Mad Apple patent: Cloneware to convince trackers you don't like porn
Apple have patented the idea of using data clones to hide from surveillance: data clones that will browse the internet under your name but will look at basket-weaving sites instead of porn.
Achtung Penguin! SUSE tunes up Linux for SAP
It seems natural enough that SUSE Linux and SAP would be technical allies; both hail from Germany and both try to peddle business-grade software to enterprises. SAP, which has a huge installed base of Windows customers and a considerable number of Unix customers, cannot be seen to be playing favorites with its OS suppliers just because of nationalism. But it cannot stop – and would not stop – SUSE Linux, the commercial Linux distributor now owned by Attachmate, from making optimizations to its OS stack that make SAP apps run better.
LG shelves future tablet efforts
LG has ceded the tablet arena to Apple. Effectively chucking in the towel, it has put the development of future tablets "on the back burner".
Top US Senator to Apple, Google: 'Curb your spy planes'
One week after Apple announced it was booting Google Maps from iOS and photographing the world with its own aerial fleet, a top US Senator has written to both companies expressing concern over their "military-grade spy planes."
HP taps Intel Atom for next-gen Moonshot hyperscale servers
When HP unveiled its "Project Moonshot" effort last November to create hyperscale servers based on Calxeda's EnergyCore variant of the ARM RISC processor, cynics said it was no doubt interesting in terms of engineering, but that the "Redstone" servers were nonetheless a publicity stunt. Tuesday's preview of the next-generation "Gemini" servers, due later this year from HP sporting server-ready Intel Atom processors also due later this year, confirms that sentiment.
Google blocks MP3 rippers from YouTube
Websites that allow MP3 files to be recorded from YouTube are feeling the wrath of the Chocolate Factory, and popular ripping site YouTube-mp3 is calling foul.
Ludicrously lucky teen survives spear through brain
Sixteen-year-old Yasser Lopez will likely have a "miraculous recovery" despite a three-foot spear having been thrust through his head.
Schneier spanks AV industry over Flame failures
Security guru Bruce Schneier has questioned some of the excuses coming from the antivirus industry as to why it is taking them so long to pick up advanced malware like Flame and Stuxnet.
Assange takes refuge in Ecuadorian embassy

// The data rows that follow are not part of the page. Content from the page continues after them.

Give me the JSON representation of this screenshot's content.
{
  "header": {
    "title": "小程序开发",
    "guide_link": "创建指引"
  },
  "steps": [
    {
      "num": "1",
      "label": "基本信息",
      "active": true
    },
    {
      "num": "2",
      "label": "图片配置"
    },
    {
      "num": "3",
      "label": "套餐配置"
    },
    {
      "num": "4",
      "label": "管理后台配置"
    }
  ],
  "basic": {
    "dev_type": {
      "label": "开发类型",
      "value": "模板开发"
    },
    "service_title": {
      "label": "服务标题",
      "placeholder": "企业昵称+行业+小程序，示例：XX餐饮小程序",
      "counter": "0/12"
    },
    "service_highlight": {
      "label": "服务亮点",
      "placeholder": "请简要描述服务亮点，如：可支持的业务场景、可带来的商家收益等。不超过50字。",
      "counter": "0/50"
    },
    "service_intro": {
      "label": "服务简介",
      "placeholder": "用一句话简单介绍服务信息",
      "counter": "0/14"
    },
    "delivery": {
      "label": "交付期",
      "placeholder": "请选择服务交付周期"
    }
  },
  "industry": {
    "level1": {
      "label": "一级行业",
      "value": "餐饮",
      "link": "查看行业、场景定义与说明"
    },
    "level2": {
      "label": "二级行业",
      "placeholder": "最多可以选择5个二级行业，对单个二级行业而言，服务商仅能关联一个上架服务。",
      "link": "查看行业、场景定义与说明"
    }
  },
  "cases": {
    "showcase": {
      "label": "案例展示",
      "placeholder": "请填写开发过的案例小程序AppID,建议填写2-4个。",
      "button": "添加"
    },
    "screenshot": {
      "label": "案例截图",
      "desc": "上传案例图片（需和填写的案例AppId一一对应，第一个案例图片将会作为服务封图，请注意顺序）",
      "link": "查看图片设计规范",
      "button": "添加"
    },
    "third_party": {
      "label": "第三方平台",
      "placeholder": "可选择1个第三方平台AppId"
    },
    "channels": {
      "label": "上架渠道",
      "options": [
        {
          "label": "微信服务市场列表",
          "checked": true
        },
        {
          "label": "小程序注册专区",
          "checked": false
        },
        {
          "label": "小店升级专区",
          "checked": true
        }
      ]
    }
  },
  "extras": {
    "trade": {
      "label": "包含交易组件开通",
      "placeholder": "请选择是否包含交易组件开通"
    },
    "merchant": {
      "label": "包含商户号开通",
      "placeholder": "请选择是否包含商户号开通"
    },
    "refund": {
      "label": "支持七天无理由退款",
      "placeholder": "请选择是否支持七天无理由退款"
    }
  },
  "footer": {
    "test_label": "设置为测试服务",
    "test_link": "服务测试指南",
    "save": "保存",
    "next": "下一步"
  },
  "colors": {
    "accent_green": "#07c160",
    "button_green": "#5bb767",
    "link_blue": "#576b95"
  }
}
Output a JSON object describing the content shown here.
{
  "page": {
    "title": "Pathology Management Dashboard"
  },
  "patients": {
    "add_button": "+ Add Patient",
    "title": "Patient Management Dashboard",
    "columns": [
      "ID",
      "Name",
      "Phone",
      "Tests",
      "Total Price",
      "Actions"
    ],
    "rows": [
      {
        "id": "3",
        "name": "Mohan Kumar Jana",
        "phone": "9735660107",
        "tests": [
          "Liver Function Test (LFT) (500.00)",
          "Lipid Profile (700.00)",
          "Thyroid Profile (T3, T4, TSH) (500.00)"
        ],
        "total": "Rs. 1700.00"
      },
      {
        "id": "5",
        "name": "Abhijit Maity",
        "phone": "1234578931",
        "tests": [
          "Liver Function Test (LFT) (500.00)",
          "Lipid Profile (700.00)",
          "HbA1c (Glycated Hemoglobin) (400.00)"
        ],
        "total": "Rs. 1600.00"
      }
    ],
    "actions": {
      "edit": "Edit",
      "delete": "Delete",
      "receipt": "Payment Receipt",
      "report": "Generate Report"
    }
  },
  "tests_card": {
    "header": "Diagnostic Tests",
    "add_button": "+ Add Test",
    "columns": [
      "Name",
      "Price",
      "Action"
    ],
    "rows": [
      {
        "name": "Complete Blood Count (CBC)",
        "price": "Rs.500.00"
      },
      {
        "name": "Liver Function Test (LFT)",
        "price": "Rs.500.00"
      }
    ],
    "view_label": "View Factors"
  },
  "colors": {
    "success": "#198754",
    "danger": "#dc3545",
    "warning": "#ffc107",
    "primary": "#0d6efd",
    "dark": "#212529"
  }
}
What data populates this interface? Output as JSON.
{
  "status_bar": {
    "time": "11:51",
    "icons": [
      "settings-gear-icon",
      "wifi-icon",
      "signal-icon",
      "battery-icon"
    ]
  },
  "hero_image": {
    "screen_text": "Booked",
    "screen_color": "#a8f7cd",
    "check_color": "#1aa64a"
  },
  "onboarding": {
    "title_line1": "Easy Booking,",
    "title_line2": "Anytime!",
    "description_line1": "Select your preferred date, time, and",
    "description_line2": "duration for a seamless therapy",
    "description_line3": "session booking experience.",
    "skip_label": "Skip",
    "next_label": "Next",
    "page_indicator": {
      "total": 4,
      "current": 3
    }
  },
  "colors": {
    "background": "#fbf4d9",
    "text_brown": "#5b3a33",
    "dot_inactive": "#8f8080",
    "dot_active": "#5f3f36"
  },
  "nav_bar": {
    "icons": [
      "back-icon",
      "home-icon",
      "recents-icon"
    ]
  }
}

Julian Assange has sought refuge in the Ecuadorian embassy in London and is seeking asylum over the decision by the UK courts to extradite him to Sweden.
Unisys upgrades Libra mainframes with Xeon E5s
Intel has just upgraded its server processors with a slew of Xeon E5s this spring, and that means it is time for mainframe maker Unisys to start gussying up the Xeon-based variants in its ClearPath family.
Consumer Affairs Victoria says App Store contains malware
Consumer Affairs Victoria has claimed Apple's App Store houses "counterfeit or 'cloned' apps" that "look like real apps but don't have the same kind of security as those made by established software programmers" and "can expose personal data to malware or predatory, virus-like software which can be used to steal personal information."
Mellanox to provide InfiniBand for CSIRO super
Mellanox is to supply the InfiniBand infrastructure for Australia's national science agency CSIRO’s new supercomputer cluster being delivered by XENON Systems.